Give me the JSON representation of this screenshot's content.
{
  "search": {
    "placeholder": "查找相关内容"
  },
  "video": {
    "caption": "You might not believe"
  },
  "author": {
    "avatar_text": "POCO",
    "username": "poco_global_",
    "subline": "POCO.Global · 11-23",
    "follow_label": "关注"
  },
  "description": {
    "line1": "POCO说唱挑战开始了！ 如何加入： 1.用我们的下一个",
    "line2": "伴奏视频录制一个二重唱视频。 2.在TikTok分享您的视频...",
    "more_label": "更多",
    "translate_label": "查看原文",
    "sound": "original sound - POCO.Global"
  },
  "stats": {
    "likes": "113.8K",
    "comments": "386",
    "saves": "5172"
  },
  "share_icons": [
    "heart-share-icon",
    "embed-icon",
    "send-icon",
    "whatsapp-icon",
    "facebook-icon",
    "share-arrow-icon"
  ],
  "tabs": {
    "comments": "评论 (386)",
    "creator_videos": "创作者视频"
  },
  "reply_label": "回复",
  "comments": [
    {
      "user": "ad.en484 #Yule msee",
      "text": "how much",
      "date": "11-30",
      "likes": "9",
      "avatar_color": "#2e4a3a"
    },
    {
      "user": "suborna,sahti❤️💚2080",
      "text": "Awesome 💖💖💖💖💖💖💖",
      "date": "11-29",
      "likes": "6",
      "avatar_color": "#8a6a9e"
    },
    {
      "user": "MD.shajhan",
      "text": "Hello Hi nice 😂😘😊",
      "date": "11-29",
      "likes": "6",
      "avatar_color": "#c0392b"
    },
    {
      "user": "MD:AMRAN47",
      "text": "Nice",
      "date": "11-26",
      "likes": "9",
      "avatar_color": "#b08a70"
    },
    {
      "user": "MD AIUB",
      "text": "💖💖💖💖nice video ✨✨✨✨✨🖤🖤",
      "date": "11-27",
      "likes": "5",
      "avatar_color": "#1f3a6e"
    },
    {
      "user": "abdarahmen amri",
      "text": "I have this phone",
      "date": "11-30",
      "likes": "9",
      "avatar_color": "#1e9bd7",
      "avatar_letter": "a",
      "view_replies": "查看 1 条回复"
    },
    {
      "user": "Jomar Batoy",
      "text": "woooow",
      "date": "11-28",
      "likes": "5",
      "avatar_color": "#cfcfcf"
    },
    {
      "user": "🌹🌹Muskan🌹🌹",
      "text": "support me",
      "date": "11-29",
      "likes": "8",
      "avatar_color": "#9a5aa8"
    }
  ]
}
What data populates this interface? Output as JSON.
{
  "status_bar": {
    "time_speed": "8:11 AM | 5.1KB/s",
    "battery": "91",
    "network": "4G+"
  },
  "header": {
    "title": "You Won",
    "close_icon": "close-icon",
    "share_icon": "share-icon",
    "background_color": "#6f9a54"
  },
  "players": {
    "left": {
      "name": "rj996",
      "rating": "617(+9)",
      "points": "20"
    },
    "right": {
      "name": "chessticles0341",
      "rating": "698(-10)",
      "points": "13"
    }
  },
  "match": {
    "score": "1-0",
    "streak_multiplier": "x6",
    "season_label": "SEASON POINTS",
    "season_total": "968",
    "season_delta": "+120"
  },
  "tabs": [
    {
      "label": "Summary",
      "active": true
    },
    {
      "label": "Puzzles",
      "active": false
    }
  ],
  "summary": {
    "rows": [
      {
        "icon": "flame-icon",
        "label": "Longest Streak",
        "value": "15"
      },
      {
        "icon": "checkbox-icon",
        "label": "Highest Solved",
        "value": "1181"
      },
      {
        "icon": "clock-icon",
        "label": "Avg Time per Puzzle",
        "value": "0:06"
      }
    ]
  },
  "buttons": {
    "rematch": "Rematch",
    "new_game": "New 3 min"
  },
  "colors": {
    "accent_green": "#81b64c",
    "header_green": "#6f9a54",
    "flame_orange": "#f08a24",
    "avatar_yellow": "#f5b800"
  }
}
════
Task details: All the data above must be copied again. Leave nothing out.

The completed task:
Give me the JSON representation of this screenshot's content.
{
  "search": {
    "placeholder": "查找相关内容"
  },
  "video": {
    "caption": "You might not believe"
  },
  "author": {
    "avatar_text": "POCO",
    "username": "poco_global_",
    "subline": "POCO.Global · 11-23",
    "follow_label": "关注"
  },
  "description": {
    "line1": "POCO说唱挑战开始了！ 如何加入： 1.用我们的下一个",
    "line2": "伴奏视频录制一个二重唱视频。 2.在TikTok分享您的视频...",
    "more_label": "更多",
    "translate_label": "查看原文",
    "sound": "original sound - POCO.Global"
  },
  "stats": {
    "likes": "113.8K",
    "comments": "386",
    "saves": "5172"
  },
  "share_icons": [
    "heart-share-icon",
    "embed-icon",
    "send-icon",
    "whatsapp-icon",
    "facebook-icon",
    "share-arrow-icon"
  ],
  "tabs": {
    "comments": "评论 (386)",
    "creator_videos": "创作者视频"
  },
  "reply_label": "回复",
  "comments": [
    {
      "user": "ad.en484 #Yule msee",
      "text": "how much",
      "date": "11-30",
      "likes": "9",
      "avatar_color": "#2e4a3a"
    },
    {
      "user": "suborna,sahti❤️💚2080",
      "text": "Awesome 💖💖💖💖💖💖💖",
      "date": "11-29",
      "likes": "6",
      "avatar_color": "#8a6a9e"
    },
    {
      "user": "MD.shajhan",
      "text": "Hello Hi nice 😂😘😊",
      "date": "11-29",
      "likes": "6",
      "avatar_color": "#c0392b"
    },
    {
      "user": "MD:AMRAN47",
      "text": "Nice",
      "date": "11-26",
      "likes": "9",
      "avatar_color": "#b08a70"
    },
    {
      "user": "MD AIUB",
      "text": "💖💖💖💖nice video ✨✨✨✨✨🖤🖤",
      "date": "11-27",
      "likes": "5",
      "avatar_color": "#1f3a6e"
    },
    {
      "user": "abdarahmen amri",
      "text": "I have this phone",
      "date": "11-30",
      "likes": "9",
      "avatar_color": "#1e9bd7",
      "avatar_letter": "a",
      "view_replies": "查看 1 条回复"
    },
    {
      "user": "Jomar Batoy",
      "text": "woooow",
      "date": "11-28",
      "likes": "5",
      "avatar_color": "#cfcfcf"
    },
    {
      "user": "🌹🌹Muskan🌹🌹",
      "text": "support me",
      "date": "11-29",
      "likes": "8",
      "avatar_color": "#9a5aa8"
    }
  ]
}
What data populates this interface? Output as JSON.
{
  "status_bar": {
    "time_speed": "8:11 AM | 5.1KB/s",
    "battery": "91",
    "network": "4G+"
  },
  "header": {
    "title": "You Won",
    "close_icon": "close-icon",
    "share_icon": "share-icon",
    "background_color": "#6f9a54"
  },
  "players": {
    "left": {
      "name": "rj996",
      "rating": "617(+9)",
      "points": "20"
    },
    "right": {
      "name": "chessticles0341",
      "rating": "698(-10)",
      "points": "13"
    }
  },
  "match": {
    "score": "1-0",
    "streak_multiplier": "x6",
    "season_label": "SEASON POINTS",
    "season_total": "968",
    "season_delta": "+120"
  },
  "tabs": [
    {
      "label": "Summary",
      "active": true
    },
    {
      "label": "Puzzles",
      "active": false
    }
  ],
  "summary": {
    "rows": [
      {
        "icon": "flame-icon",
        "label": "Longest Streak",
        "value": "15"
      },
      {
        "icon": "checkbox-icon",
        "label": "Highest Solved",
        "value": "1181"
      },
      {
        "icon": "clock-icon",
        "label": "Avg Time per Puzzle",
        "value": "0:06"
      }
    ]
  },
  "buttons": {
    "rematch": "Rematch",
    "new_game": "New 3 min"
  },
  "colors": {
    "accent_green": "#81b64c",
    "header_green": "#6f9a54",
    "flame_orange": "#f08a24",
    "avatar_yellow": "#f5b800"
  }
}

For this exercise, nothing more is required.